**Work order:** Exact reproductions of all the entries, please, and no pictures.

**Dataset extract:**
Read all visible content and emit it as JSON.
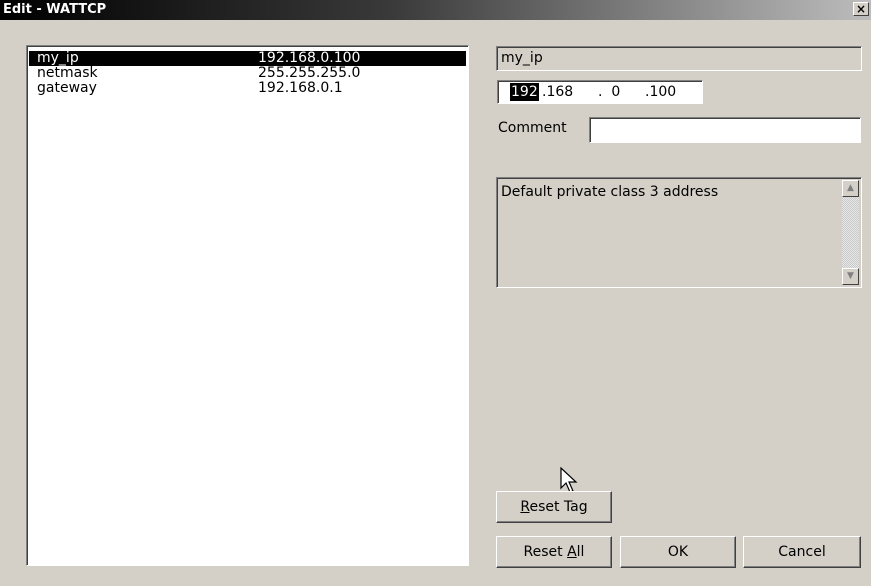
{
  "window": {
    "title": "Edit - WATTCP",
    "close_glyph": "×"
  },
  "tags": [
    {
      "name": "my_ip",
      "value": "192.168.0.100",
      "selected": true
    },
    {
      "name": "netmask",
      "value": "255.255.255.0",
      "selected": false
    },
    {
      "name": "gateway",
      "value": "192.168.0.1",
      "selected": false
    }
  ],
  "editor": {
    "tag_name": "my_ip",
    "ip": {
      "o1": "192",
      "o2": ".168",
      "o3": ".  0",
      "o4": ".100"
    },
    "comment_label": "Comment",
    "comment_value": "",
    "description": "Default private class 3 address"
  },
  "buttons": {
    "reset_tag_pre": "",
    "reset_tag_key": "R",
    "reset_tag_post": "eset Tag",
    "reset_all_pre": "Reset ",
    "reset_all_key": "A",
    "reset_all_post": "ll",
    "ok": "OK",
    "cancel": "Cancel"
  },
  "icons": {
    "scroll_up": "▲",
    "scroll_down": "▼"
  }
}
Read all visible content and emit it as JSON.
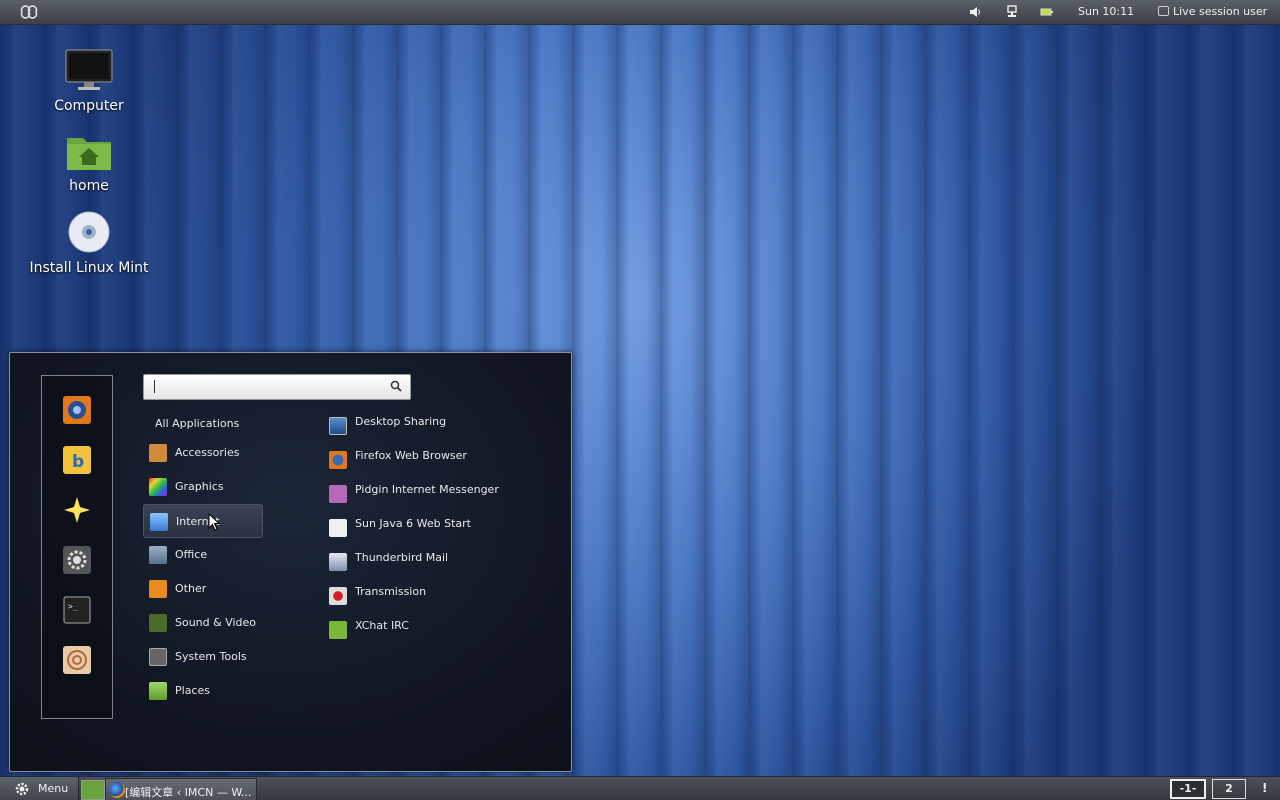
{
  "top_panel": {
    "clock": "Sun 10:11",
    "user": "Live session user"
  },
  "desktop_icons": [
    {
      "label": "Computer"
    },
    {
      "label": "home"
    },
    {
      "label": "Install Linux Mint"
    }
  ],
  "menu": {
    "search_value": "",
    "categories_header": "All Applications",
    "categories": [
      {
        "label": "Accessories",
        "icon": "accessories-icon",
        "active": false
      },
      {
        "label": "Graphics",
        "icon": "graphics-icon",
        "active": false
      },
      {
        "label": "Internet",
        "icon": "internet-icon",
        "active": true
      },
      {
        "label": "Office",
        "icon": "office-icon",
        "active": false
      },
      {
        "label": "Other",
        "icon": "other-icon",
        "active": false
      },
      {
        "label": "Sound & Video",
        "icon": "sound-video-icon",
        "active": false
      },
      {
        "label": "System Tools",
        "icon": "system-tools-icon",
        "active": false
      },
      {
        "label": "Places",
        "icon": "places-folder-icon",
        "active": false
      }
    ],
    "applications": [
      {
        "label": "Desktop Sharing",
        "icon": "desktop-sharing-icon"
      },
      {
        "label": "Firefox Web Browser",
        "icon": "firefox-icon"
      },
      {
        "label": "Pidgin Internet Messenger",
        "icon": "pidgin-icon"
      },
      {
        "label": "Sun Java 6 Web Start",
        "icon": "java-icon"
      },
      {
        "label": "Thunderbird Mail",
        "icon": "thunderbird-icon"
      },
      {
        "label": "Transmission",
        "icon": "transmission-icon"
      },
      {
        "label": "XChat IRC",
        "icon": "xchat-icon"
      }
    ],
    "favorites": [
      {
        "icon": "firefox-icon"
      },
      {
        "icon": "banshee-icon"
      },
      {
        "icon": "star-icon"
      },
      {
        "icon": "settings-icon"
      },
      {
        "icon": "terminal-icon"
      },
      {
        "icon": "nautilus-icon"
      }
    ]
  },
  "bottom_panel": {
    "menu_label": "Menu",
    "task_label": "[编辑文章 ‹ IMCN — W...",
    "workspaces": [
      "-1-",
      "2"
    ],
    "notification": "!"
  },
  "colors": {
    "accent_active_category": "#3b4352",
    "desktop_blue": "#4a78c3"
  }
}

**Written solution:**
Read all visible content and emit it as JSON.
{
  "window": {
    "title": "Edit - WATTCP",
    "close_glyph": "×"
  },
  "tags": [
    {
      "name": "my_ip",
      "value": "192.168.0.100",
      "selected": true
    },
    {
      "name": "netmask",
      "value": "255.255.255.0",
      "selected": false
    },
    {
      "name": "gateway",
      "value": "192.168.0.1",
      "selected": false
    }
  ],
  "editor": {
    "tag_name": "my_ip",
    "ip": {
      "o1": "192",
      "o2": ".168",
      "o3": ".  0",
      "o4": ".100"
    },
    "comment_label": "Comment",
    "comment_value": "",
    "description": "Default private class 3 address"
  },
  "buttons": {
    "reset_tag_pre": "",
    "reset_tag_key": "R",
    "reset_tag_post": "eset Tag",
    "reset_all_pre": "Reset ",
    "reset_all_key": "A",
    "reset_all_post": "ll",
    "ok": "OK",
    "cancel": "Cancel"
  },
  "icons": {
    "scroll_up": "▲",
    "scroll_down": "▼"
  }
}
Read all visible content and emit it as JSON.
{
  "top_panel": {
    "clock": "Sun 10:11",
    "user": "Live session user"
  },
  "desktop_icons": [
    {
      "label": "Computer"
    },
    {
      "label": "home"
    },
    {
      "label": "Install Linux Mint"
    }
  ],
  "menu": {
    "search_value": "",
    "categories_header": "All Applications",
    "categories": [
      {
        "label": "Accessories",
        "icon": "accessories-icon",
        "active": false
      },
      {
        "label": "Graphics",
        "icon": "graphics-icon",
        "active": false
      },
      {
        "label": "Internet",
        "icon": "internet-icon",
        "active": true
      },
      {
        "label": "Office",
        "icon": "office-icon",
        "active": false
      },
      {
        "label": "Other",
        "icon": "other-icon",
        "active": false
      },
      {
        "label": "Sound & Video",
        "icon": "sound-video-icon",
        "active": false
      },
      {
        "label": "System Tools",
        "icon": "system-tools-icon",
        "active": false
      },
      {
        "label": "Places",
        "icon": "places-folder-icon",
        "active": false
      }
    ],
    "applications": [
      {
        "label": "Desktop Sharing",
        "icon": "desktop-sharing-icon"
      },
      {
        "label": "Firefox Web Browser",
        "icon": "firefox-icon"
      },
      {
        "label": "Pidgin Internet Messenger",
        "icon": "pidgin-icon"
      },
      {
        "label": "Sun Java 6 Web Start",
        "icon": "java-icon"
      },
      {
        "label": "Thunderbird Mail",
        "icon": "thunderbird-icon"
      },
      {
        "label": "Transmission",
        "icon": "transmission-icon"
      },
      {
        "label": "XChat IRC",
        "icon": "xchat-icon"
      }
    ],
    "favorites": [
      {
        "icon": "firefox-icon"
      },
      {
        "icon": "banshee-icon"
      },
      {
        "icon": "star-icon"
      },
      {
        "icon": "settings-icon"
      },
      {
        "icon": "terminal-icon"
      },
      {
        "icon": "nautilus-icon"
      }
    ]
  },
  "bottom_panel": {
    "menu_label": "Menu",
    "task_label": "[编辑文章 ‹ IMCN — W...",
    "workspaces": [
      "-1-",
      "2"
    ],
    "notification": "!"
  },
  "colors": {
    "accent_active_category": "#3b4352",
    "desktop_blue": "#4a78c3"
  }
}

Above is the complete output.